A shaky political truce emerged late last month in Honduras, promising an end to more than four months of political turmoil that followed the early summer ouster of President Manuel Zelaya. The Central American nation is almost certainly set for more short-term tension: Some form of unity government must take shape; the issue of Zelaya’s reinstatement for the brief remainder of his term must be resolved; and national elections are to be held on Nov. 29. It is still unclear if the upcoming election will be as widely embraced internationally as Zelaya’s ouster was widely condemned.
The roots of the conflict in Honduras go back long before the military’s guns were pointed at the democratically elected president as he was forced to leave his country—still wearing his pajamas—on June 28. The manner of his removal began a debate throughout the region over its constitutional legitimacy. The U.S. State Department, for its part, quickly condemned the events of June 28 as an unlawful coup and joined other members of the Organization of American States in demanding Zelaya’s restoration to office.
“But Zelaya is no saint,” said Christopher Sabatini, senior director of policy for the New York-based Council of the Americas. “He had already overstepped the bounds of the constitution, calling for what was clearly an unconstitutional plebiscite, one that had been refused by the [Honduran] Congress and the Supreme Court.”
Zelaya’s populist push and explicit appeals to the poor laid bare deep class divisions, and even deeper divisions between the president and the congress and the courts. “There was already an institutional train wreck in motion,” Sabatini said.

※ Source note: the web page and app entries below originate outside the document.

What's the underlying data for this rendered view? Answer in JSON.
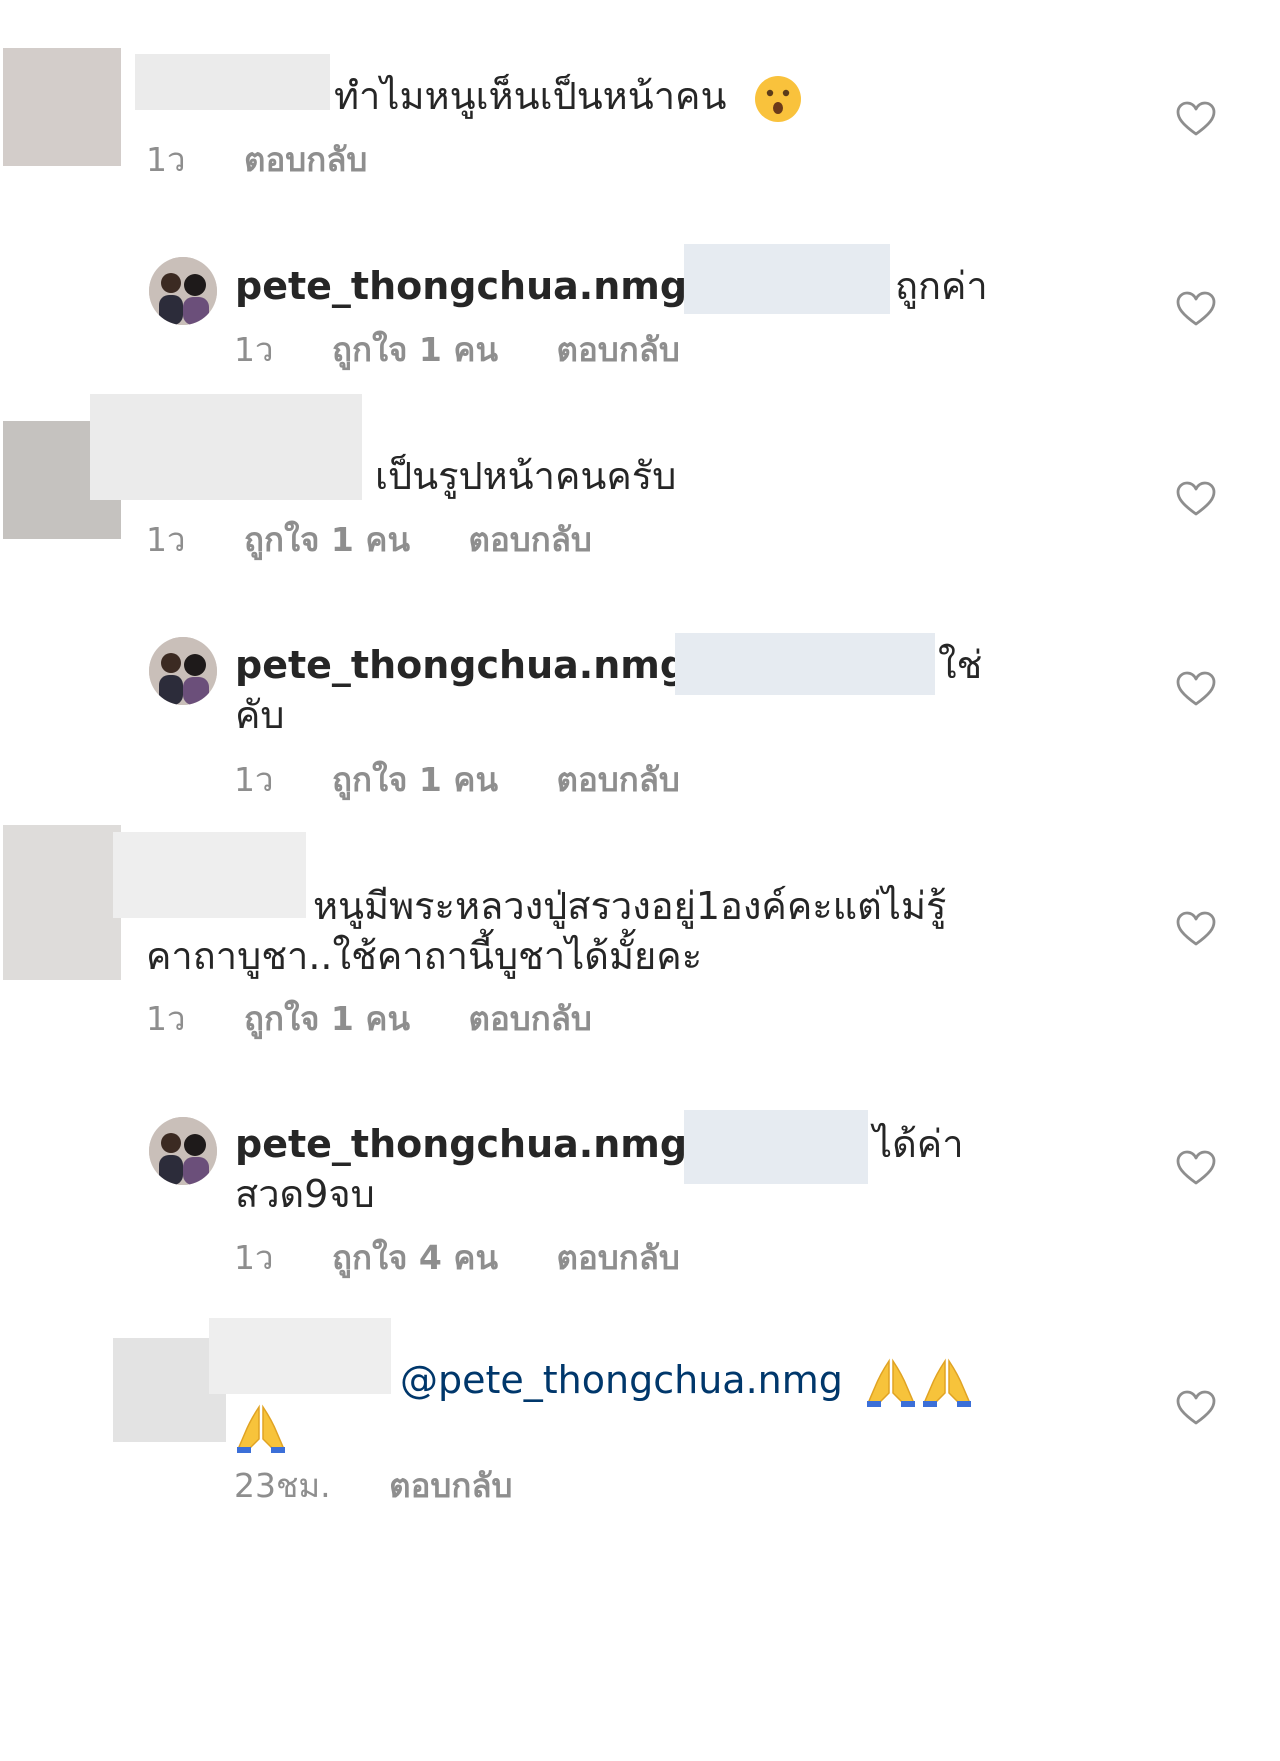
{
  "comments": [
    {
      "text": "ทำไมหนูเห็นเป็นหน้าคน",
      "time": "1ว",
      "reply": "ตอบกลับ"
    },
    {
      "username": "pete_thongchua.nmg",
      "text": "ถูกค่า",
      "time": "1ว",
      "likes": "ถูกใจ 1 คน",
      "reply": "ตอบกลับ"
    },
    {
      "text": "เป็นรูปหน้าคนครับ",
      "time": "1ว",
      "likes": "ถูกใจ 1 คน",
      "reply": "ตอบกลับ"
    },
    {
      "username": "pete_thongchua.nmg",
      "text_line1": "ใช่",
      "text_line2": "คับ",
      "time": "1ว",
      "likes": "ถูกใจ 1 คน",
      "reply": "ตอบกลับ"
    },
    {
      "text_line1": "หนูมีพระหลวงปู่สรวงอยู่1องค์คะแต่ไม่รู้",
      "text_line2": "คาถาบูชา..ใช้คาถานี้บูชาได้มั้ยคะ",
      "time": "1ว",
      "likes": "ถูกใจ 1 คน",
      "reply": "ตอบกลับ"
    },
    {
      "username": "pete_thongchua.nmg",
      "text_line1": "ได้ค่า",
      "text_line2": "สวด9จบ",
      "time": "1ว",
      "likes": "ถูกใจ 4 คน",
      "reply": "ตอบกลับ"
    },
    {
      "mention": "@pete_thongchua.nmg",
      "time": "23ชม.",
      "reply": "ตอบกลับ"
    }
  ],
  "icons": {
    "heart": "heart-outline-icon",
    "verified": "verified-badge-icon",
    "emoji_surprised": "hushed-face-emoji",
    "emoji_pray": "folded-hands-emoji"
  },
  "colors": {
    "text": "#262626",
    "meta": "#8e8e8e",
    "verified": "#3897f0",
    "mention": "#00376b"
  }
}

According to Luis Cosenza, a former minister in the center-right government of the former Honduran president, Ricardo Maduro, the agreement between Zelaya and the interim president, Roberto Micheletti, marks a new beginning for Honduras. “I’m optimistic,” he said. “From a purely pragmatic political point of view, I think it’s a reasonable agreement. I think it preserves democracy.” Cosenza emphasized that the agreement stipulates there will be no constitutional congress assembled to draft a new constitution, nor any amnesty for the restored president’s alleged crimes.
The upheaval caused by Zelaya’s ouster has been at times acute. Mass pro-Zelaya protests on the streets of Tegucigalpa were met with counter-demonstrations. Eventually the Mi-cheletti government banned protests and shut down pro-Zelaya media outlets. Zelaya managed to re-enter the country on Sept. 21 and found refuge at the Brazilian embassy. From there, he continued to agitate for his return to power, and more street confrontations followed.
The recent agreement, brokered in part by U.S. Assistant Secretary of State Thomas Shannon, allows for Zelaya to serve out the remaining two months of his term, subject to congressional approval. “The Congress did originally approve Zelaya’s removal,” said Sabatini, “but the agreement gives them an opportunity to unwind that decision.” He cautioned, “I’m worried that things could still fall apart.”
Throughout the crisis, most elite groups in Honduran society strongly opposed Zelaya’s restoration. The archbishop of Tegucigalpa, Cardinal Andrés Oscar Rodríguez Maradiaga, signaled his support for Zelaya’s removal in a letter dated July 3 signed by all Honduran bishops. But almost immediately a split emerged in the Catholic leadership as Bishop Luis Santos Villeda of the Diocese of Santa Rosa de Copán began expressing his displeasure with the de facto government. On Sept. 24 he issued a statement denouncing coup leaders, urging a return to “constitutional order” and singling out “the unjust distribution of wealth, which creates deep inequalities in Honduras.”
Robert Pelton, C.S.C., an expert on the Catholic Church in Latin America at the University of Notre Dame, said he was “extremely surprised” by the split and particularly by Rodriguez’s decision to support Zelaya’s removal. “[The bishops] ordinarily stand together,” he said. He thinks that division prevented the local church from serving as a mediator in the crisis.
“The divided nature of the church added to this confusion and disorientation of the populace that there’s no clear, moral center on this issue,” said Sabatini. In the future, he argued, the international community needs to address interruptions of democratic order before they reach a crisis state. For now: “We need to close the chapter on both Zelaya and Micheletti,” he said. “What needs to be established is a new government of national unity that can restore Hondurans’ faith in government.”
The next several weeks are sure to test that faith.